Story by: Rob Isbitts
For now, it is just another trading toy
Ah, Bitcoin. The stuff of dreams. The new frontier in currency and commerce. The gateway to a world dominated by blockchain technology, with newly-minted zillionaires lining of streets of urban and rural sites across the globe. Or, the speculative arm of a legitimate evolution of financial transactions.
Now, before you get all defensive about how amazing Bitcoin is, and tell me how out of touch I am (after all, at age 55, I am way too old to understand this stuff, right?), hear me out. I do see the role of blockchain technology in the global economy going forward.
However, I think of Bitcoin, the most famous of crypto-currencies, like “Band-Aids” are to adhesive bandages (hint: same thing, but one is a brand name, the other is just what the product is). Bitcoin is the proverbial poster-child for this new way to hold money. That is all fine with me. My point, though: just don’t pretend it is a substitute for traditional hard currencies. Not yet, anyway.
Bitcoin: what it is and what it isn’t
My evidence for that statement: the price of Bitcoin is not at all stable. Its price is more volatile than most stocks. You wouldn’t take the money you need to pay this month’s mortgage or buy food for your family’s dinners this week, and put it in an S&P 500 Index Fund, would you? Actually, I am afraid of the answer from too many investors. But I digress. The point is that Bitcoin still appears to be a trading tool (toy?), rather than a “store of value,” which is the textbook definition of a stable asset.
For that reason, I refuse to look at Bitcoin as a currency when following its price movement. However, as a vehicle to trade to make profit on over periods of time, I see it the way I see stocks and ETFs: as something to chart, and to evaluate its reward/risk trade-off at any point in time.
And, while I have not yet invested Bitcoin for my clients or myself, I am willing to consider it if it meets my usual investment criteria. One of those is that it can be charted.
What do the charts say about Bitcoin now?
Remember that time when Bitcoin ran up to seemingly impossible heights, then dipped below 8,000, then crashed to under 4,000? Above, you see the price of Bitcoin over the past couple of years. It shows that last dizzying episode from 2018. And to me, it appears to be setting up for a repeat performance.
Now, technical analysis (charting) is more precise when there is deeper data and history behind the price activity. With Bitcoin’s limited history as a popular asset, and the fact that it is not a business like a stock, we have less to work with than we would with a stock or commodity. However, if you look at the right side of the chart, you see an orange line. That line is falling, and it is close to falling below the red line. This is occurring while Bitcoin is quietly in the midst of repeating its early 2018 price pattern.

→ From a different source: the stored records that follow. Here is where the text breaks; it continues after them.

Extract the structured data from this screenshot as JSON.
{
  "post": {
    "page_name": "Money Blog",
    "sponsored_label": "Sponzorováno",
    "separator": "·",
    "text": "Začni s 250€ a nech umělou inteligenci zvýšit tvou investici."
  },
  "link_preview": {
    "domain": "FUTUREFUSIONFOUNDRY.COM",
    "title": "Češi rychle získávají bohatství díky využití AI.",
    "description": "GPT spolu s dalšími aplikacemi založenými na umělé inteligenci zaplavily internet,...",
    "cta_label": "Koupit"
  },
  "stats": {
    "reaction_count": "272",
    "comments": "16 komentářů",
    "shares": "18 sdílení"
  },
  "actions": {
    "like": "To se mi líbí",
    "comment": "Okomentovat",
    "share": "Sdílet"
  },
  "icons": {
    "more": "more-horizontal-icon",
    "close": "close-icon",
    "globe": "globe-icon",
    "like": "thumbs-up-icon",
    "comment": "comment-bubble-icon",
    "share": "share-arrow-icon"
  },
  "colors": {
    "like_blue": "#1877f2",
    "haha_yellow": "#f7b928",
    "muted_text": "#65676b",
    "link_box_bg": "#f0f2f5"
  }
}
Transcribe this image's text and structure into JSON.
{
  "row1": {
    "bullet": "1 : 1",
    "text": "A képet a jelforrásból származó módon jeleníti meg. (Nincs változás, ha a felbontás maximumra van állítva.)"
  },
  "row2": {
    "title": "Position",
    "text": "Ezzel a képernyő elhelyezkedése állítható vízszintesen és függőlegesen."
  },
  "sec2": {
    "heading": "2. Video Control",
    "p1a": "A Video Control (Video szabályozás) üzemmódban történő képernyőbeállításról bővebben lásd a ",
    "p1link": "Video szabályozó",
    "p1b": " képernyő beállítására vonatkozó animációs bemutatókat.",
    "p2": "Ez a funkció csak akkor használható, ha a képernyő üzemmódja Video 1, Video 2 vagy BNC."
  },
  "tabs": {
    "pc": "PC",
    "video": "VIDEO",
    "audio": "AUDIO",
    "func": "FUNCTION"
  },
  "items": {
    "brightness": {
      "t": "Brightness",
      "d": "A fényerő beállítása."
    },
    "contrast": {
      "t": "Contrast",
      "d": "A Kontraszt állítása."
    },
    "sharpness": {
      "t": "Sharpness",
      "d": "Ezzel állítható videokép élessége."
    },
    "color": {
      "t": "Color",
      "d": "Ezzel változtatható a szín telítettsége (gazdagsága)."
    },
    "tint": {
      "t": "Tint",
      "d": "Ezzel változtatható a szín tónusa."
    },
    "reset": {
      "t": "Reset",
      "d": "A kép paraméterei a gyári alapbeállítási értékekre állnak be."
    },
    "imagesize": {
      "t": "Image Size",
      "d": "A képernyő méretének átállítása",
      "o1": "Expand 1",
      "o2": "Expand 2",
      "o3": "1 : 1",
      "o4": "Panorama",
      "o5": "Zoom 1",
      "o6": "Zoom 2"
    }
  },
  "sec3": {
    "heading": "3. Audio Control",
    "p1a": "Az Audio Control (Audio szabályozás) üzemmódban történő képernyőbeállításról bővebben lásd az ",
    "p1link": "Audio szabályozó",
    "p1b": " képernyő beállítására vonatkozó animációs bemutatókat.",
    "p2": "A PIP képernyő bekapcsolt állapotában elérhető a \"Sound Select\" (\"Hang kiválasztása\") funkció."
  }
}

That last round of Bitcoin price drama had a similar pattern, as you can see in May of 2018. At that point, the orange line (which is the 50-day moving average of Bitcoin’s price) crossed below the 200-day moving average (the red line), just as it is poised to do now. That “death cross” as chart geeks often call it, is happening now at about the same Bitcoin price level (8,200) as it did then.
Will history repeat?
I don’t know, but I wouldn’t simply blow it off as a coincidence. After all, the downside risk of ignoring the chart pattern in Bitcoin was about $5,000. Bitcoin fell from that 8,200 level to about 3,250 at its December, 2018 low, before quadrupling in value 7 months later.
And that brings me back to my main point: Bitcoin is not an “investment” at this stage of its development as a marketable security. Neither are small marijuana companies, and penny stocks. They are trading tools for virtual rooms of speculators. It is somewhere between a casino and the latest version of the “greater fool theory,” where you can profit from owning it as long as someone is willing to buy it from you. I would insert an analogy to tulip bulbs here, but suffice it to say, just look that up yourself.
Last point: one of my personal investment tenets, and what I say to clients who tell me they are investing in Bitcoin or some other trading toy, is this: “its OK to take big shots, as long as you do it with small amounts of money. Just don’t confuse speculation with investing.